Release Date Nov 1, 2004
Publisher Small Beer Press
ISBN 1931520089 ISBN13 9781931520089
Availability 0 units.
More About Carol Emshwiller
Carol Emshwiller is the author of the collections Report to the Men's Club, The Start of the End of it All, Verging on the Pertinent, Joy in Our Cause, and I Live With You, and the novels The Mount, Carmen Dog, Ledoyt, and Leaping Man Hill.
Reviews - What do customers think about Carmen Dog (Peapod Classics)?
biting satire Sep 13, 2006

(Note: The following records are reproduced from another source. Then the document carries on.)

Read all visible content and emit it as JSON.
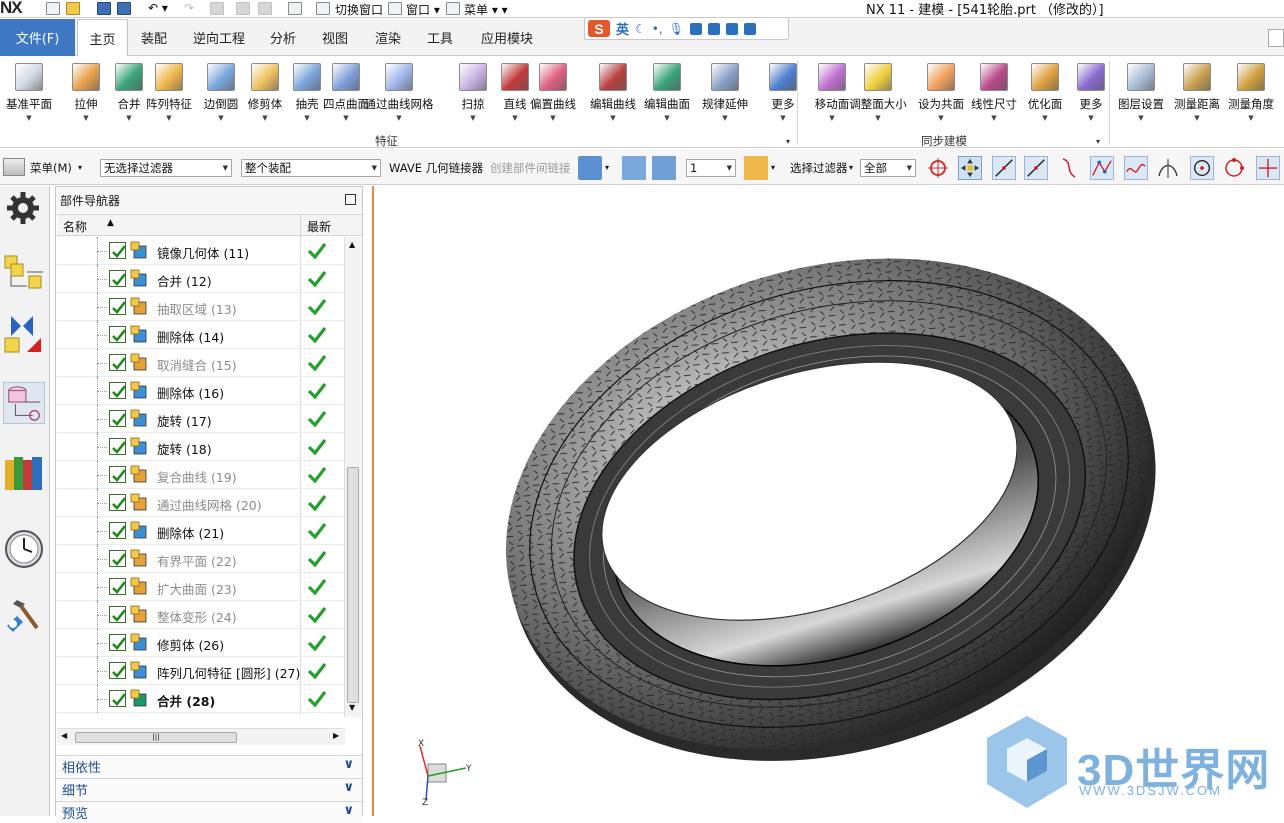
{
  "titlebar": {
    "logo": "NX",
    "switch_window": "切换窗口",
    "window_menu": "窗口",
    "menu_label": "菜单",
    "title": "NX 11 - 建模 - [541轮胎.prt （修改的）]"
  },
  "tabs": {
    "file": "文件(F)",
    "items": [
      "主页",
      "装配",
      "逆向工程",
      "分析",
      "视图",
      "渲染",
      "工具",
      "应用模块"
    ],
    "active": "主页"
  },
  "ime": {
    "label": "英"
  },
  "ribbon": {
    "buttons": [
      {
        "label": "基准平面",
        "icon": "datum-plane-icon"
      },
      {
        "label": "拉伸",
        "icon": "extrude-icon"
      },
      {
        "label": "合并",
        "icon": "unite-icon"
      },
      {
        "label": "阵列特征",
        "icon": "pattern-feature-icon"
      },
      {
        "label": "边倒圆",
        "icon": "edge-blend-icon"
      },
      {
        "label": "修剪体",
        "icon": "trim-body-icon"
      },
      {
        "label": "抽壳",
        "icon": "shell-icon"
      },
      {
        "label": "四点曲面",
        "icon": "four-point-surface-icon"
      },
      {
        "label": "通过曲线网格",
        "icon": "through-curve-mesh-icon"
      },
      {
        "label": "扫掠",
        "icon": "swept-icon"
      },
      {
        "label": "直线",
        "icon": "line-icon"
      },
      {
        "label": "偏置曲线",
        "icon": "offset-curve-icon"
      },
      {
        "label": "编辑曲线",
        "icon": "edit-curve-icon"
      },
      {
        "label": "编辑曲面",
        "icon": "edit-surface-icon"
      },
      {
        "label": "规律延伸",
        "icon": "law-extension-icon"
      },
      {
        "label": "更多",
        "icon": "more-icon"
      },
      {
        "label": "移动面",
        "icon": "move-face-icon"
      },
      {
        "label": "调整面大小",
        "icon": "resize-face-icon"
      },
      {
        "label": "设为共面",
        "icon": "make-coplanar-icon"
      },
      {
        "label": "线性尺寸",
        "icon": "linear-dimension-icon"
      },
      {
        "label": "优化面",
        "icon": "optimize-face-icon"
      },
      {
        "label": "更多",
        "icon": "more-sync-icon"
      },
      {
        "label": "图层设置",
        "icon": "layer-settings-icon"
      },
      {
        "label": "测量距离",
        "icon": "measure-distance-icon"
      },
      {
        "label": "测量角度",
        "icon": "measure-angle-icon"
      }
    ],
    "group_feature": "特征",
    "group_sync": "同步建模"
  },
  "toolbar2": {
    "menu": "菜单(M)",
    "filter": "无选择过滤器",
    "scope": "整个装配",
    "wave": "WAVE 几何链接器",
    "create_link": "创建部件间链接",
    "count": "1",
    "sel_filter": "选择过滤器",
    "all": "全部"
  },
  "navigator": {
    "title": "部件导航器",
    "col_name": "名称",
    "col_latest": "最新",
    "rows": [
      {
        "label": "镜像几何体 (11)",
        "state": "normal",
        "icon": "mirror-geometry-icon"
      },
      {
        "label": "合并 (12)",
        "state": "normal",
        "icon": "unite-icon"
      },
      {
        "label": "抽取区域 (13)",
        "state": "dim",
        "icon": "extract-region-icon"
      },
      {
        "label": "删除体 (14)",
        "state": "normal",
        "icon": "delete-body-icon"
      },
      {
        "label": "取消缝合 (15)",
        "state": "dim",
        "icon": "unsew-icon"
      },
      {
        "label": "删除体 (16)",
        "state": "normal",
        "icon": "delete-body-icon"
      },
      {
        "label": "旋转 (17)",
        "state": "normal",
        "icon": "revolve-icon"
      },
      {
        "label": "旋转 (18)",
        "state": "normal",
        "icon": "revolve-icon"
      },
      {
        "label": "复合曲线 (19)",
        "state": "dim",
        "icon": "composite-curve-icon"
      },
      {
        "label": "通过曲线网格 (20)",
        "state": "dim",
        "icon": "through-curve-mesh-icon"
      },
      {
        "label": "删除体 (21)",
        "state": "normal",
        "icon": "delete-body-icon"
      },
      {
        "label": "有界平面 (22)",
        "state": "dim",
        "icon": "bounded-plane-icon"
      },
      {
        "label": "扩大曲面 (23)",
        "state": "dim",
        "icon": "enlarge-surface-icon"
      },
      {
        "label": "整体变形 (24)",
        "state": "dim",
        "icon": "global-shaping-icon"
      },
      {
        "label": "修剪体 (26)",
        "state": "normal",
        "icon": "trim-body-icon"
      },
      {
        "label": "阵列几何特征 [圆形] (27)",
        "state": "normal",
        "icon": "pattern-geometry-icon"
      },
      {
        "label": "合并 (28)",
        "state": "bold",
        "icon": "unite-icon"
      }
    ],
    "accordions": [
      "相依性",
      "细节",
      "预览"
    ]
  },
  "viewport": {
    "watermark": "3D世界网",
    "watermark_url": "WWW.3DSJW.COM",
    "axis_x": "X",
    "axis_y": "Y",
    "axis_z": "Z"
  }
}
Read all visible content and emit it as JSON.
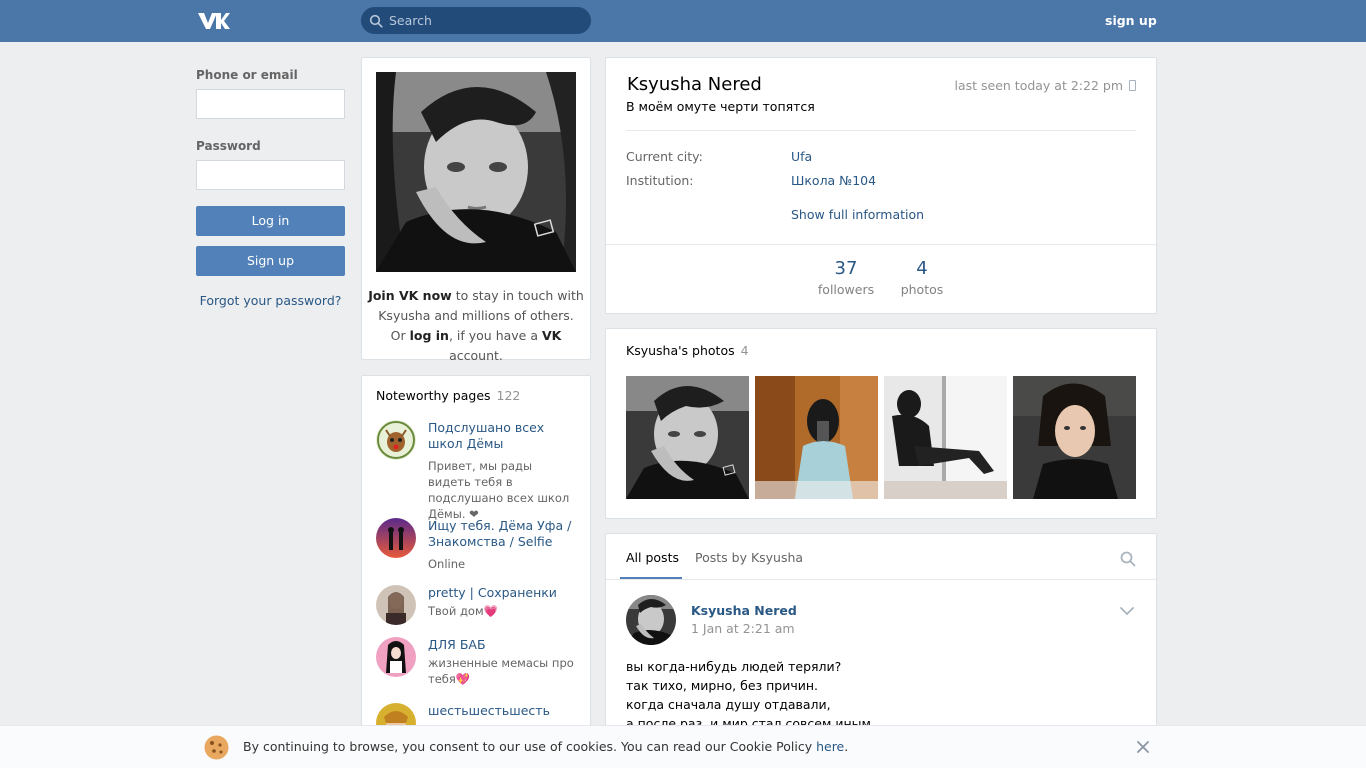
{
  "header": {
    "search_placeholder": "Search",
    "signup_label": "sign up",
    "brand_color": "#4a76a8"
  },
  "login": {
    "phone_label": "Phone or email",
    "phone_value": "",
    "password_label": "Password",
    "password_value": "",
    "login_button": "Log in",
    "signup_button": "Sign up",
    "forgot_link": "Forgot your password?"
  },
  "avatar_card": {
    "join_bold": "Join VK now",
    "join_rest": " to stay in touch with Ksyusha and millions of others.",
    "or_text": "Or ",
    "login_bold": "log in",
    "if_text": ", if you have a ",
    "vk_bold": "VK",
    "account_text": " account."
  },
  "noteworthy": {
    "title": "Noteworthy pages",
    "count": "122",
    "items": [
      {
        "name": "Подслушано всех школ Дёмы",
        "desc": "Привет, мы рады видеть тебя в подслушано всех школ Дёмы. ❤"
      },
      {
        "name": "Ищу тебя. Дёма Уфа / Знакомства / Selfie",
        "desc": "Online"
      },
      {
        "name": "pretty | Сохраненки",
        "desc": "Твой дом💗"
      },
      {
        "name": "ДЛЯ БАБ",
        "desc": "жизненные мемасы про тебя💖"
      },
      {
        "name": "шестьшестьшесть",
        "desc": ""
      }
    ]
  },
  "profile": {
    "name": "Ksyusha Nered",
    "status": "В моём омуте черти топятся",
    "last_seen": "last seen today at 2:22 pm",
    "city_label": "Current city:",
    "city_value": "Ufa",
    "institution_label": "Institution:",
    "institution_value": "Школа №104",
    "show_full": "Show full information",
    "followers_count": "37",
    "followers_label": "followers",
    "photos_count": "4",
    "photos_label": "photos"
  },
  "photos": {
    "title": "Ksyusha's photos",
    "count": "4"
  },
  "wall": {
    "tab_all": "All posts",
    "tab_by": "Posts by Ksyusha",
    "post": {
      "author": "Ksyusha Nered",
      "date": "1 Jan at 2:21 am",
      "text": "вы когда-нибудь людей теряли?\nтак тихо, мирно, без причин.\nкогда сначала душу отдавали,\nа после раз, и мир стал совсем иным."
    }
  },
  "cookie": {
    "text": "By continuing to browse, you consent to our use of cookies. You can read our Cookie Policy ",
    "link": "here",
    "end": "."
  }
}
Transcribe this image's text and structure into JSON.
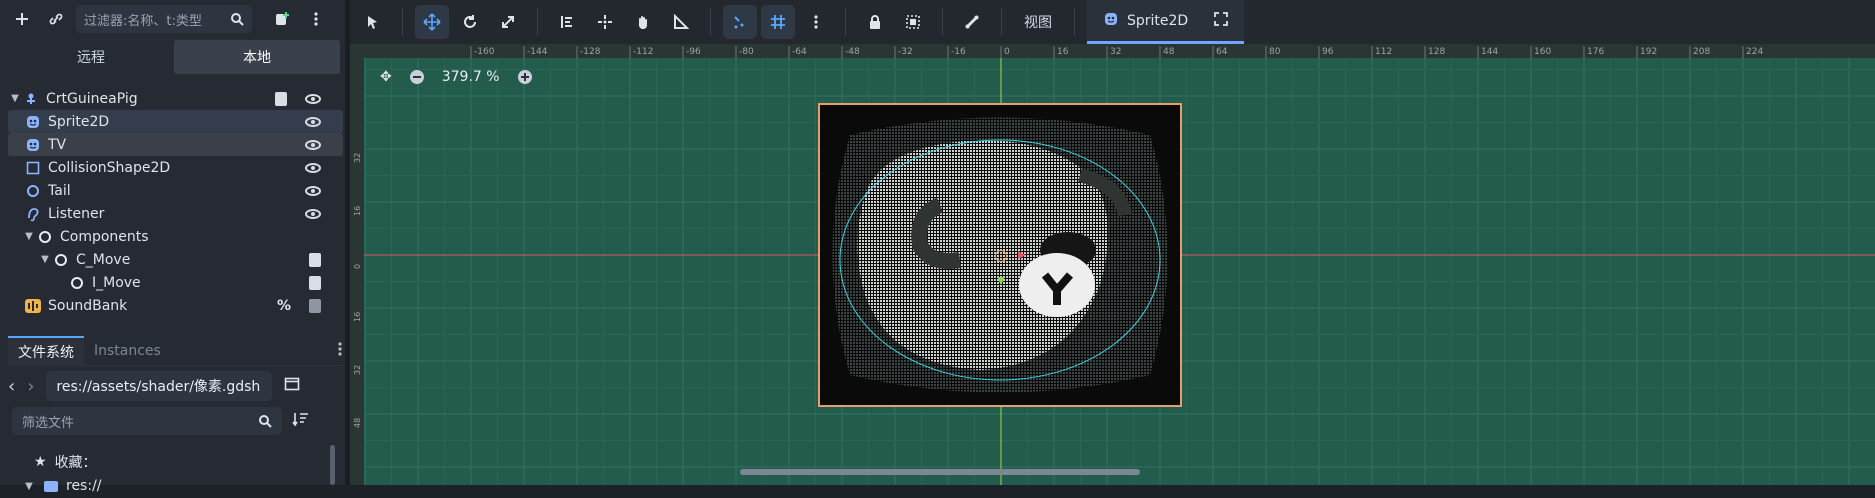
{
  "scene_dock": {
    "filter_placeholder": "过滤器:名称、t:类型",
    "tabs": [
      "远程",
      "本地"
    ],
    "nodes": [
      {
        "name": "CrtGuineaPig",
        "icon": "node2d-icon",
        "level": 0,
        "expanded": true
      },
      {
        "name": "Sprite2D",
        "icon": "sprite2d-icon",
        "level": 1,
        "selected": true
      },
      {
        "name": "TV",
        "icon": "sprite2d-icon",
        "level": 1,
        "hover": true
      },
      {
        "name": "CollisionShape2D",
        "icon": "collision-shape-icon",
        "level": 1
      },
      {
        "name": "Tail",
        "icon": "node-circle-icon",
        "level": 1
      },
      {
        "name": "Listener",
        "icon": "audio-listener-icon",
        "level": 1
      },
      {
        "name": "Components",
        "icon": "node-circle-icon",
        "level": 1,
        "expanded": true
      },
      {
        "name": "C_Move",
        "icon": "node-circle-icon",
        "level": 2,
        "expanded": true
      },
      {
        "name": "I_Move",
        "icon": "node-circle-icon",
        "level": 3
      },
      {
        "name": "SoundBank",
        "icon": "audio-stream-icon",
        "level": 1
      }
    ],
    "soundbank_badge": "%"
  },
  "filesystem_dock": {
    "tabs": [
      "文件系统",
      "Instances"
    ],
    "path": "res://assets/shader/像素.gdsh",
    "filter_placeholder": "筛选文件",
    "favorites_label": "收藏：",
    "root_label": "res://"
  },
  "editor": {
    "view_menu": "视图",
    "tab_label": "Sprite2D",
    "zoom": "379.7 %",
    "ruler_labels": [
      "-160",
      "-144",
      "-128",
      "-112",
      "-96",
      "-80",
      "-64",
      "-48",
      "-32",
      "-16",
      "0",
      "16",
      "32",
      "48",
      "64",
      "80",
      "96",
      "112",
      "128",
      "144",
      "160",
      "176",
      "192",
      "208",
      "224"
    ],
    "left_ruler_labels": [
      "32",
      "16",
      "0",
      "16",
      "32",
      "48"
    ]
  }
}
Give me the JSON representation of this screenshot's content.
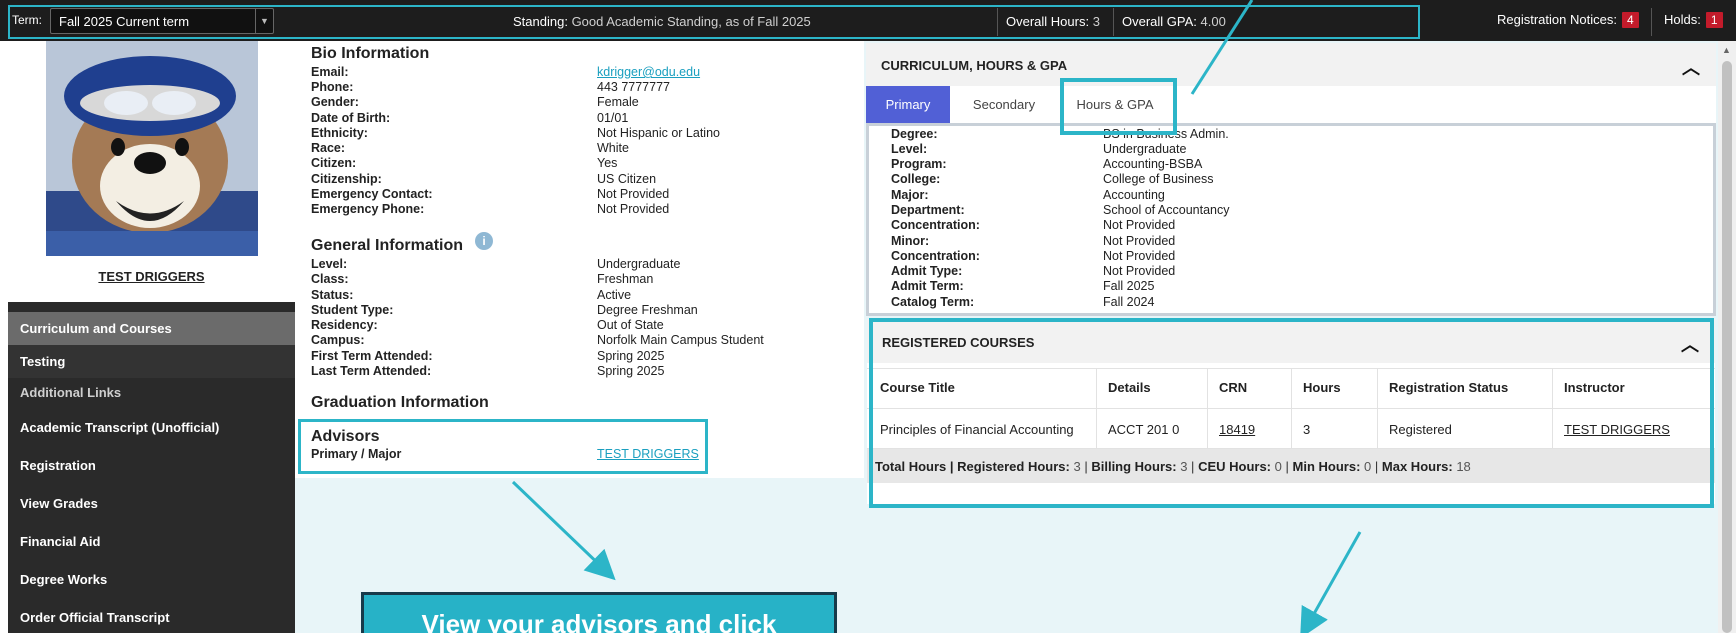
{
  "topbar": {
    "term_label": "Term:",
    "term_value": "Fall 2025 Current term",
    "standing_label": "Standing:",
    "standing_value": "Good Academic Standing, as of Fall 2025",
    "overall_hours_label": "Overall Hours:",
    "overall_hours_value": "3",
    "overall_gpa_label": "Overall GPA:",
    "overall_gpa_value": "4.00",
    "reg_notices_label": "Registration Notices:",
    "reg_notices_count": "4",
    "holds_label": "Holds:",
    "holds_count": "1"
  },
  "sidebar": {
    "student_name": "TEST DRIGGERS",
    "items": [
      {
        "label": "Curriculum and Courses"
      },
      {
        "label": "Testing"
      },
      {
        "label": "Additional Links"
      },
      {
        "label": "Academic Transcript (Unofficial)"
      },
      {
        "label": "Registration"
      },
      {
        "label": "View Grades"
      },
      {
        "label": "Financial Aid"
      },
      {
        "label": "Degree Works"
      },
      {
        "label": "Order Official Transcript"
      }
    ]
  },
  "bio": {
    "heading": "Bio Information",
    "email_label": "Email:",
    "email": "kdrigger@odu.edu",
    "phone_label": "Phone:",
    "phone": "443 7777777",
    "gender_label": "Gender:",
    "gender": "Female",
    "dob_label": "Date of Birth:",
    "dob": "01/01",
    "ethnicity_label": "Ethnicity:",
    "ethnicity": "Not Hispanic or Latino",
    "race_label": "Race:",
    "race": "White",
    "citizen_label": "Citizen:",
    "citizen": "Yes",
    "citizenship_label": "Citizenship:",
    "citizenship": "US Citizen",
    "em_contact_label": "Emergency Contact:",
    "em_contact": "Not Provided",
    "em_phone_label": "Emergency Phone:",
    "em_phone": "Not Provided"
  },
  "general": {
    "heading": "General Information",
    "level_label": "Level:",
    "level": "Undergraduate",
    "class_label": "Class:",
    "class": "Freshman",
    "status_label": "Status:",
    "status": "Active",
    "student_type_label": "Student Type:",
    "student_type": "Degree Freshman",
    "residency_label": "Residency:",
    "residency": "Out of State",
    "campus_label": "Campus:",
    "campus": "Norfolk Main Campus Student",
    "first_term_label": "First Term Attended:",
    "first_term": "Spring 2025",
    "last_term_label": "Last Term Attended:",
    "last_term": "Spring 2025"
  },
  "graduation": {
    "heading": "Graduation Information"
  },
  "advisors": {
    "heading": "Advisors",
    "role": "Primary / Major",
    "name": "TEST DRIGGERS"
  },
  "curriculum": {
    "title": "CURRICULUM, HOURS & GPA",
    "tabs": [
      {
        "label": "Primary"
      },
      {
        "label": "Secondary"
      },
      {
        "label": "Hours & GPA"
      }
    ],
    "degree_label": "Degree:",
    "degree": "BS in Business Admin.",
    "level_label": "Level:",
    "level": "Undergraduate",
    "program_label": "Program:",
    "program": "Accounting-BSBA",
    "college_label": "College:",
    "college": "College of Business",
    "major_label": "Major:",
    "major": "Accounting",
    "department_label": "Department:",
    "department": "School of Accountancy",
    "concentration_label": "Concentration:",
    "concentration": "Not Provided",
    "minor_label": "Minor:",
    "minor": "Not Provided",
    "concentration2_label": "Concentration:",
    "concentration2": "Not Provided",
    "admit_type_label": "Admit Type:",
    "admit_type": "Not Provided",
    "admit_term_label": "Admit Term:",
    "admit_term": "Fall 2025",
    "catalog_term_label": "Catalog Term:",
    "catalog_term": "Fall 2024"
  },
  "registered": {
    "title": "REGISTERED COURSES",
    "columns": [
      "Course Title",
      "Details",
      "CRN",
      "Hours",
      "Registration Status",
      "Instructor"
    ],
    "rows": [
      {
        "title": "Principles of Financial Accounting",
        "details": "ACCT 201 0",
        "crn": "18419",
        "hours": "3",
        "status": "Registered",
        "instructor": "TEST DRIGGERS"
      }
    ],
    "totals": {
      "total_label": "Total Hours |",
      "registered_label": "Registered Hours:",
      "registered": "3",
      "billing_label": "Billing Hours:",
      "billing": "3",
      "ceu_label": "CEU Hours:",
      "ceu": "0",
      "min_label": "Min Hours:",
      "min": "0",
      "max_label": "Max Hours:",
      "max": "18",
      "sep": "|"
    }
  },
  "callout": {
    "text": "View your advisors and click"
  },
  "colors": {
    "accent": "#2cb5c8",
    "tab_active": "#5160d6",
    "badge": "#c31b2b",
    "link": "#1a9fbf"
  }
}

Something strange is going on as the psychiatrist explains to his new patient Pooch the dog that "the beast changes to a woman and the woman changes to a beast". Pooch the dog turned woman worries about the baby as the mother has become a snapping turtle while the father seems mystified about the changes, but not overly concerned. Things come to a head or perhaps a bite when the turtle-mother bites the baby and refuses to let go until Pooch takes a lit match to the neo-beast's neck. Since the father remains uninvolved, pooch decides to flee with the baby for the infant's sake.
However, pooch has to reconsider her decision when they arrive in New York City when the Central Park Wolverine gang threatens them and the scientists at the Academy of Motherhood want to test her and throw away the baby. Men do what they do best; ignore the goings-on as dogs make better companions than women.
Using personification to satirize relationships, especially gender stereotypes, Carol Emshwiller provides an amusing look at acceptable societal roles that stifle people. The story line is at its best when it skewers how humans behave and how we assume "beasts" behave. When it spins into mad scientists on the loose conspiracy, CARMAN DOG loses some of its acerbic bite as the bark becomes louder not keener. Still this is a deep swift satire that will have the audience laughing yet also thinking about its underlying warning that labeling and classifying negatively oversimplifies everyone.
Interesting Concept Jan 26, 2006
From an animal lover's perspective, I really enjoyed this book. I liked the character, Pooch, who was becoming human after having been a dog. It was interesting to see the dog-like characteristics she kept along with the human characteristics she acquired.
I didn't really care for the feminist tones in this book. I thought men were portrayed in an extremely negative way. Still, I could overlook this and find an interesting story of animals becoming human and humans becoming animals.
Highly amusing social commentary Aug 2, 2000
"Women are turning into animals, and animals are turning into women..." What a way to start off a book. Pooch, a dog-girl who longs to play the title role in "Carmen," absconds with a baby whose mother is becoming a turtle. Along the way, she meets many other intriguing characters, among them a snake-woman and a vicious socialite who is quickly becoming what her personality most resembles (namely, a wolverine). And in the meanwhile, the world as we know it is turnig upside-down.
This book was funny; however, the way that it poked fun at gender roles and modern-day society went much deeper than mere humor.